Output everything in the listing exactly.

** Opening INFORMATION block **

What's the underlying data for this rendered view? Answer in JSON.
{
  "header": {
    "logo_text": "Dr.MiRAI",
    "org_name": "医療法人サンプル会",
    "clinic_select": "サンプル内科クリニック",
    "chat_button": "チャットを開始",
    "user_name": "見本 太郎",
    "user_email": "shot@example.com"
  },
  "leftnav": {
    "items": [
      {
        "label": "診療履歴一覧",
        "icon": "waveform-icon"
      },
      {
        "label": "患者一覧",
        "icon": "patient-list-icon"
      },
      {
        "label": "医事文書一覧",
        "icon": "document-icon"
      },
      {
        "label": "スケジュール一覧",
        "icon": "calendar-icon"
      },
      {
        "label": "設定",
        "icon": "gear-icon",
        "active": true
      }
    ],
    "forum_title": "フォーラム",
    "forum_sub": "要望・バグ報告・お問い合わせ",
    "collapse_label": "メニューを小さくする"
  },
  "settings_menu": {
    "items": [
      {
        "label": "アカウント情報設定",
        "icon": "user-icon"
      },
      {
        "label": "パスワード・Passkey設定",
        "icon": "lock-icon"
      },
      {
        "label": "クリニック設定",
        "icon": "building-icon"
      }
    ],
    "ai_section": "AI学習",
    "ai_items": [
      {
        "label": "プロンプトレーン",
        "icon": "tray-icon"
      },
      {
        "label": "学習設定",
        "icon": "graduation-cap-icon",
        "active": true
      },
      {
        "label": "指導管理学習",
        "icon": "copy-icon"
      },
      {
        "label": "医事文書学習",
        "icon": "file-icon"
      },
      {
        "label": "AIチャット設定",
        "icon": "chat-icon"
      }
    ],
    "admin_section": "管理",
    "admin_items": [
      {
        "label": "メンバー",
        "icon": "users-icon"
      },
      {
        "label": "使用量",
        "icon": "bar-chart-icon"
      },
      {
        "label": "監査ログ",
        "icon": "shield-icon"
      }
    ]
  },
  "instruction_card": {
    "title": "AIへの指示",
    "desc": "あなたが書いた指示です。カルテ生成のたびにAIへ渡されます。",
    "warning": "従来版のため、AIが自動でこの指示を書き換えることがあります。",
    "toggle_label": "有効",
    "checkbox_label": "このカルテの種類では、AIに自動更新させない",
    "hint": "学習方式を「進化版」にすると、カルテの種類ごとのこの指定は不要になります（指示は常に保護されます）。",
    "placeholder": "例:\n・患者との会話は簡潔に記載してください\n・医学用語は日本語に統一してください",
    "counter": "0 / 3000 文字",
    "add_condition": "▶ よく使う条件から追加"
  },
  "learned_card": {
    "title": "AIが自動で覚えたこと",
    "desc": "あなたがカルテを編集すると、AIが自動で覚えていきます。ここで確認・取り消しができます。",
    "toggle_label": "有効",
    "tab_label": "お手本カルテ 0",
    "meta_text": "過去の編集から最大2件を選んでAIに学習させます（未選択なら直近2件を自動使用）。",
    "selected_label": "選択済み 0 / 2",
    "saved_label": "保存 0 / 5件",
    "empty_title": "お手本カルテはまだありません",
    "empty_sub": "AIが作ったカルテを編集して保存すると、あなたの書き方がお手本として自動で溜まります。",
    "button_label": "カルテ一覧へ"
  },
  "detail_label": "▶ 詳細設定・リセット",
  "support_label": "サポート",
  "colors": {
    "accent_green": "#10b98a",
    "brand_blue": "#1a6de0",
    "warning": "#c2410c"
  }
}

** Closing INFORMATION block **

#### THE COMPLETED TASK
What's the underlying data for this rendered view? Answer in JSON.
{
  "header": {
    "logo_text": "Dr.MiRAI",
    "org_name": "医療法人サンプル会",
    "clinic_select": "サンプル内科クリニック",
    "chat_button": "チャットを開始",
    "user_name": "見本 太郎",
    "user_email": "shot@example.com"
  },
  "leftnav": {
    "items": [
      {
        "label": "診療履歴一覧",
        "icon": "waveform-icon"
      },
      {
        "label": "患者一覧",
        "icon": "patient-list-icon"
      },
      {
        "label": "医事文書一覧",
        "icon": "document-icon"
      },
      {
        "label": "スケジュール一覧",
        "icon": "calendar-icon"
      },
      {
        "label": "設定",
        "icon": "gear-icon",
        "active": true
      }
    ],
    "forum_title": "フォーラム",
    "forum_sub": "要望・バグ報告・お問い合わせ",
    "collapse_label": "メニューを小さくする"
  },
  "settings_menu": {
    "items": [
      {
        "label": "アカウント情報設定",
        "icon": "user-icon"
      },
      {
        "label": "パスワード・Passkey設定",
        "icon": "lock-icon"
      },
      {
        "label": "クリニック設定",
        "icon": "building-icon"
      }
    ],
    "ai_section": "AI学習",
    "ai_items": [
      {
        "label": "プロンプトレーン",
        "icon": "tray-icon"
      },
      {
        "label": "学習設定",
        "icon": "graduation-cap-icon",
        "active": true
      },
      {
        "label": "指導管理学習",
        "icon": "copy-icon"
      },
      {
        "label": "医事文書学習",
        "icon": "file-icon"
      },
      {
        "label": "AIチャット設定",
        "icon": "chat-icon"
      }
    ],
    "admin_section": "管理",
    "admin_items": [
      {
        "label": "メンバー",
        "icon": "users-icon"
      },
      {
        "label": "使用量",
        "icon": "bar-chart-icon"
      },
      {
        "label": "監査ログ",
        "icon": "shield-icon"
      }
    ]
  },
  "instruction_card": {
    "title": "AIへの指示",
    "desc": "あなたが書いた指示です。カルテ生成のたびにAIへ渡されます。",
    "warning": "従来版のため、AIが自動でこの指示を書き換えることがあります。",
    "toggle_label": "有効",
    "checkbox_label": "このカルテの種類では、AIに自動更新させない",
    "hint": "学習方式を「進化版」にすると、カルテの種類ごとのこの指定は不要になります（指示は常に保護されます）。",
    "placeholder": "例:\n・患者との会話は簡潔に記載してください\n・医学用語は日本語に統一してください",
    "counter": "0 / 3000 文字",
    "add_condition": "▶ よく使う条件から追加"
  },
  "learned_card": {
    "title": "AIが自動で覚えたこと",
    "desc": "あなたがカルテを編集すると、AIが自動で覚えていきます。ここで確認・取り消しができます。",
    "toggle_label": "有効",
    "tab_label": "お手本カルテ 0",
    "meta_text": "過去の編集から最大2件を選んでAIに学習させます（未選択なら直近2件を自動使用）。",
    "selected_label": "選択済み 0 / 2",
    "saved_label": "保存 0 / 5件",
    "empty_title": "お手本カルテはまだありません",
    "empty_sub": "AIが作ったカルテを編集して保存すると、あなたの書き方がお手本として自動で溜まります。",
    "button_label": "カルテ一覧へ"
  },
  "detail_label": "▶ 詳細設定・リセット",
  "support_label": "サポート",
  "colors": {
    "accent_green": "#10b98a",
    "brand_blue": "#1a6de0",
    "warning": "#c2410c"
  }
}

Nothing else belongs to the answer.